[[ The input, beginning ]]

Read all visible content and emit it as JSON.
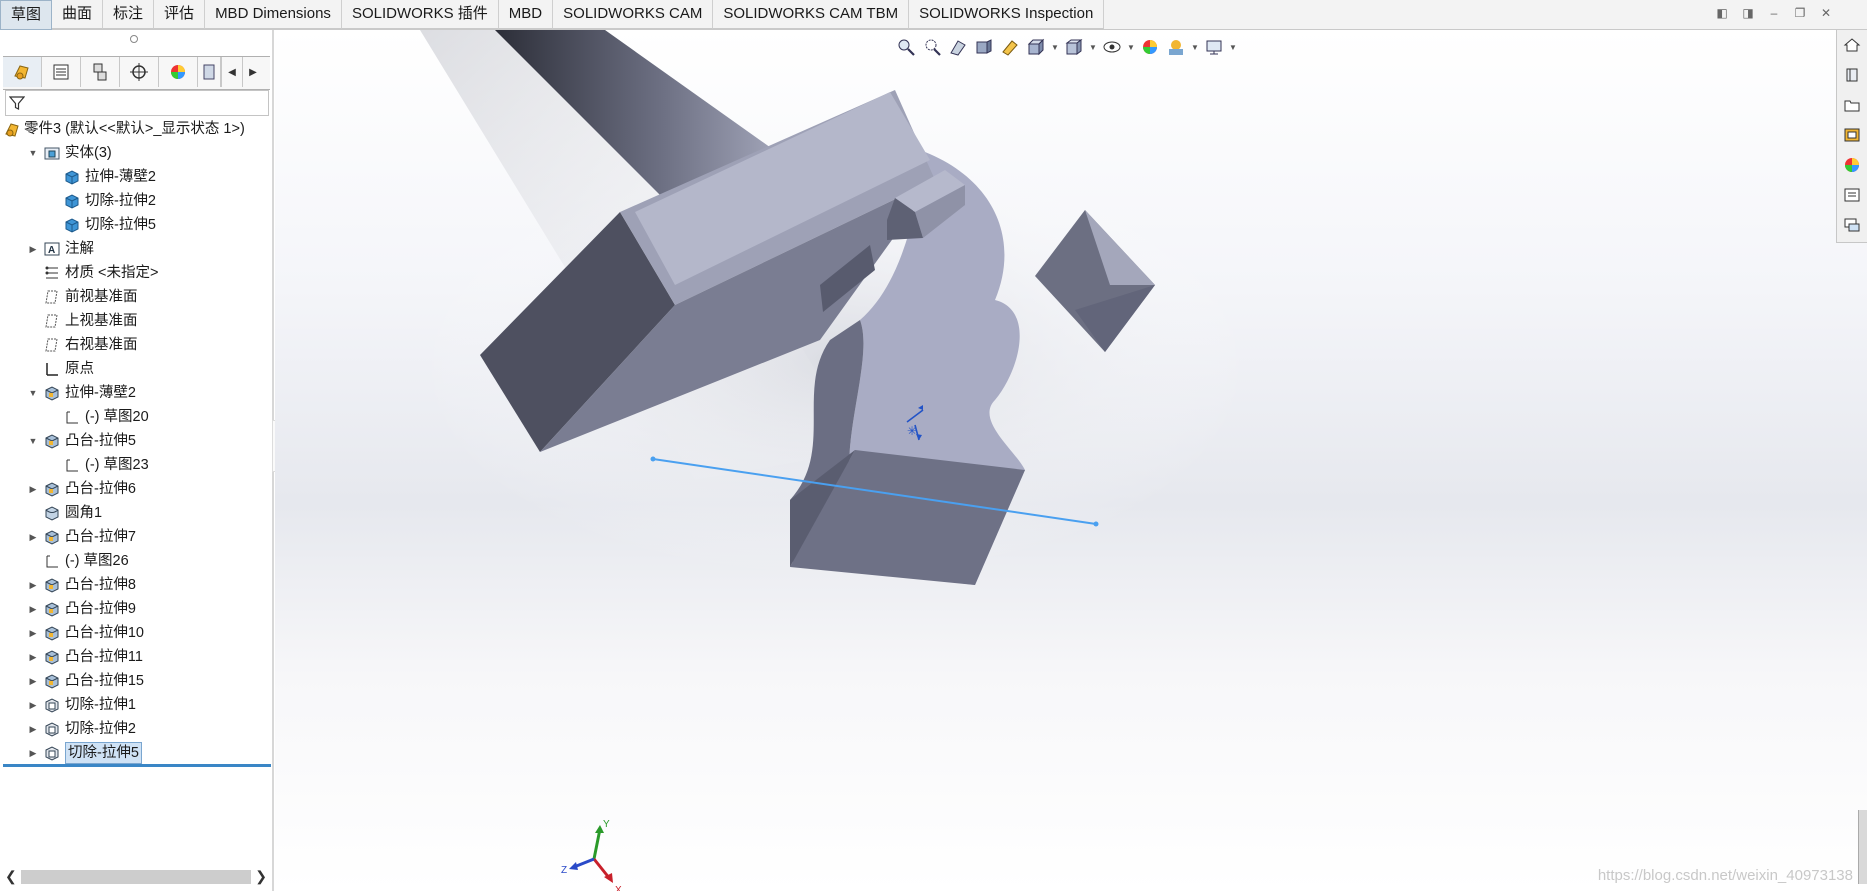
{
  "tabs": [
    {
      "label": "草图",
      "active": true
    },
    {
      "label": "曲面"
    },
    {
      "label": "标注"
    },
    {
      "label": "评估"
    },
    {
      "label": "MBD Dimensions"
    },
    {
      "label": "SOLIDWORKS 插件"
    },
    {
      "label": "MBD"
    },
    {
      "label": "SOLIDWORKS CAM"
    },
    {
      "label": "SOLIDWORKS CAM TBM"
    },
    {
      "label": "SOLIDWORKS Inspection"
    }
  ],
  "feature_tree": {
    "rows": [
      {
        "label": "零件3  (默认<<默认>_显示状态 1>)",
        "icon": "part-icon",
        "expander": ""
      },
      {
        "label": "实体(3)",
        "icon": "solid-bodies-folder-icon",
        "expander": "expanded"
      },
      {
        "label": "拉伸-薄壁2",
        "icon": "solid-body-icon",
        "expander": ""
      },
      {
        "label": "切除-拉伸2",
        "icon": "solid-body-icon",
        "expander": ""
      },
      {
        "label": "切除-拉伸5",
        "icon": "solid-body-icon",
        "expander": ""
      },
      {
        "label": "注解",
        "icon": "annotations-icon",
        "expander": "collapsed"
      },
      {
        "label": "材质 <未指定>",
        "icon": "material-icon",
        "expander": ""
      },
      {
        "label": "前视基准面",
        "icon": "plane-icon",
        "expander": ""
      },
      {
        "label": "上视基准面",
        "icon": "plane-icon",
        "expander": ""
      },
      {
        "label": "右视基准面",
        "icon": "plane-icon",
        "expander": ""
      },
      {
        "label": "原点",
        "icon": "origin-icon",
        "expander": ""
      },
      {
        "label": "拉伸-薄壁2",
        "icon": "extrude-feature-icon",
        "expander": "expanded"
      },
      {
        "label": "(-) 草图20",
        "icon": "sketch-icon",
        "expander": ""
      },
      {
        "label": "凸台-拉伸5",
        "icon": "extrude-feature-icon",
        "expander": "expanded"
      },
      {
        "label": "(-) 草图23",
        "icon": "sketch-icon",
        "expander": ""
      },
      {
        "label": "凸台-拉伸6",
        "icon": "extrude-feature-icon",
        "expander": "collapsed"
      },
      {
        "label": "圆角1",
        "icon": "fillet-icon",
        "expander": ""
      },
      {
        "label": "凸台-拉伸7",
        "icon": "extrude-feature-icon",
        "expander": "collapsed"
      },
      {
        "label": "(-) 草图26",
        "icon": "sketch-icon",
        "expander": ""
      },
      {
        "label": "凸台-拉伸8",
        "icon": "extrude-feature-icon",
        "expander": "collapsed"
      },
      {
        "label": "凸台-拉伸9",
        "icon": "extrude-feature-icon",
        "expander": "collapsed"
      },
      {
        "label": "凸台-拉伸10",
        "icon": "extrude-feature-icon",
        "expander": "collapsed"
      },
      {
        "label": "凸台-拉伸11",
        "icon": "extrude-feature-icon",
        "expander": "collapsed"
      },
      {
        "label": "凸台-拉伸15",
        "icon": "extrude-feature-icon",
        "expander": "collapsed"
      },
      {
        "label": "切除-拉伸1",
        "icon": "cut-feature-icon",
        "expander": "collapsed"
      },
      {
        "label": "切除-拉伸2",
        "icon": "cut-feature-icon",
        "expander": "collapsed"
      },
      {
        "label": "切除-拉伸5",
        "icon": "cut-feature-icon",
        "expander": "collapsed",
        "selected": true
      }
    ]
  },
  "triad": {
    "x": "X",
    "y": "Y",
    "z": "Z"
  },
  "watermark": "https://blog.csdn.net/weixin_40973138",
  "colors": {
    "accent": "#3a86c6",
    "model_face": "#a9acc2",
    "model_dark": "#4a4c59",
    "sketch_line": "#4aa0f0"
  }
}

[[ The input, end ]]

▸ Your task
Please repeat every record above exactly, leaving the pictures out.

▸ Answer
Read all visible content and emit it as JSON.
{
  "tabs": [
    {
      "label": "草图",
      "active": true
    },
    {
      "label": "曲面"
    },
    {
      "label": "标注"
    },
    {
      "label": "评估"
    },
    {
      "label": "MBD Dimensions"
    },
    {
      "label": "SOLIDWORKS 插件"
    },
    {
      "label": "MBD"
    },
    {
      "label": "SOLIDWORKS CAM"
    },
    {
      "label": "SOLIDWORKS CAM TBM"
    },
    {
      "label": "SOLIDWORKS Inspection"
    }
  ],
  "feature_tree": {
    "rows": [
      {
        "label": "零件3  (默认<<默认>_显示状态 1>)",
        "icon": "part-icon",
        "expander": ""
      },
      {
        "label": "实体(3)",
        "icon": "solid-bodies-folder-icon",
        "expander": "expanded"
      },
      {
        "label": "拉伸-薄壁2",
        "icon": "solid-body-icon",
        "expander": ""
      },
      {
        "label": "切除-拉伸2",
        "icon": "solid-body-icon",
        "expander": ""
      },
      {
        "label": "切除-拉伸5",
        "icon": "solid-body-icon",
        "expander": ""
      },
      {
        "label": "注解",
        "icon": "annotations-icon",
        "expander": "collapsed"
      },
      {
        "label": "材质 <未指定>",
        "icon": "material-icon",
        "expander": ""
      },
      {
        "label": "前视基准面",
        "icon": "plane-icon",
        "expander": ""
      },
      {
        "label": "上视基准面",
        "icon": "plane-icon",
        "expander": ""
      },
      {
        "label": "右视基准面",
        "icon": "plane-icon",
        "expander": ""
      },
      {
        "label": "原点",
        "icon": "origin-icon",
        "expander": ""
      },
      {
        "label": "拉伸-薄壁2",
        "icon": "extrude-feature-icon",
        "expander": "expanded"
      },
      {
        "label": "(-) 草图20",
        "icon": "sketch-icon",
        "expander": ""
      },
      {
        "label": "凸台-拉伸5",
        "icon": "extrude-feature-icon",
        "expander": "expanded"
      },
      {
        "label": "(-) 草图23",
        "icon": "sketch-icon",
        "expander": ""
      },
      {
        "label": "凸台-拉伸6",
        "icon": "extrude-feature-icon",
        "expander": "collapsed"
      },
      {
        "label": "圆角1",
        "icon": "fillet-icon",
        "expander": ""
      },
      {
        "label": "凸台-拉伸7",
        "icon": "extrude-feature-icon",
        "expander": "collapsed"
      },
      {
        "label": "(-) 草图26",
        "icon": "sketch-icon",
        "expander": ""
      },
      {
        "label": "凸台-拉伸8",
        "icon": "extrude-feature-icon",
        "expander": "collapsed"
      },
      {
        "label": "凸台-拉伸9",
        "icon": "extrude-feature-icon",
        "expander": "collapsed"
      },
      {
        "label": "凸台-拉伸10",
        "icon": "extrude-feature-icon",
        "expander": "collapsed"
      },
      {
        "label": "凸台-拉伸11",
        "icon": "extrude-feature-icon",
        "expander": "collapsed"
      },
      {
        "label": "凸台-拉伸15",
        "icon": "extrude-feature-icon",
        "expander": "collapsed"
      },
      {
        "label": "切除-拉伸1",
        "icon": "cut-feature-icon",
        "expander": "collapsed"
      },
      {
        "label": "切除-拉伸2",
        "icon": "cut-feature-icon",
        "expander": "collapsed"
      },
      {
        "label": "切除-拉伸5",
        "icon": "cut-feature-icon",
        "expander": "collapsed",
        "selected": true
      }
    ]
  },
  "triad": {
    "x": "X",
    "y": "Y",
    "z": "Z"
  },
  "watermark": "https://blog.csdn.net/weixin_40973138",
  "colors": {
    "accent": "#3a86c6",
    "model_face": "#a9acc2",
    "model_dark": "#4a4c59",
    "sketch_line": "#4aa0f0"
  }
}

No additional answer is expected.